§ **THE PROBLEM**
Note each line of the entries that includes "text". Then copy those lines.

RECORDED INFORMATION: Begin

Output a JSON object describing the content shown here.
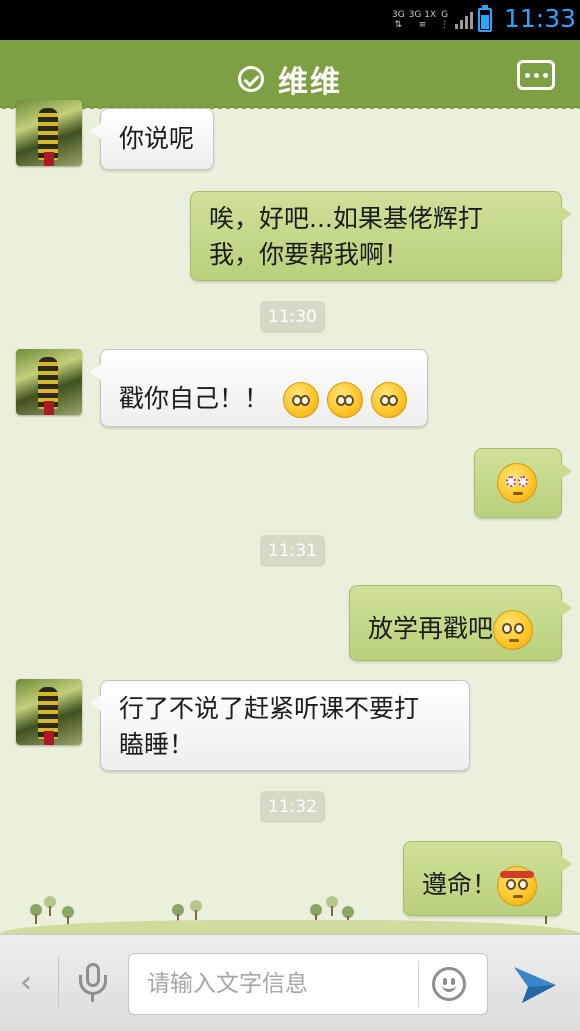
{
  "status_bar": {
    "network_left": "3G",
    "network_mid": "3G 1X",
    "network_right": "G",
    "time": "11:33"
  },
  "header": {
    "title": "维维",
    "verified_icon": "check-circle-icon",
    "menu_icon": "more-icon"
  },
  "messages": [
    {
      "side": "in",
      "text": "你说呢"
    },
    {
      "side": "out",
      "line1": "唉，好吧...如果基佬辉打",
      "line2": "我，你要帮我啊！"
    },
    {
      "timestamp": "11:30"
    },
    {
      "side": "in",
      "text": "戳你自己！！",
      "emojis": [
        "shocked-emoji",
        "shocked-emoji",
        "shocked-emoji"
      ]
    },
    {
      "side": "out",
      "emojis": [
        "dizzy-emoji"
      ]
    },
    {
      "timestamp": "11:31"
    },
    {
      "side": "out",
      "text": "放学再戳吧",
      "emojis": [
        "crying-emoji"
      ]
    },
    {
      "side": "in",
      "line1": "行了不说了赶紧听课不要打",
      "line2": "瞌睡！"
    },
    {
      "timestamp": "11:32"
    },
    {
      "side": "out",
      "text": "遵命！",
      "emojis": [
        "determined-emoji"
      ]
    }
  ],
  "input_bar": {
    "placeholder": "请输入文字信息",
    "back_icon": "chevron-left-icon",
    "voice_icon": "microphone-icon",
    "emoji_icon": "smiley-icon",
    "send_icon": "send-icon"
  },
  "colors": {
    "header": "#7ea045",
    "background": "#eaf0dc",
    "outgoing_bubble": "#c2d888",
    "incoming_bubble": "#ffffff",
    "clock": "#2ea3ff"
  }
}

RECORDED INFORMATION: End

§ **SOLVED PROBLEM**
      "text": "你说呢"
      "text": "戳你自己！！",
      "text": "放学再戳吧",
      "text": "遵命！",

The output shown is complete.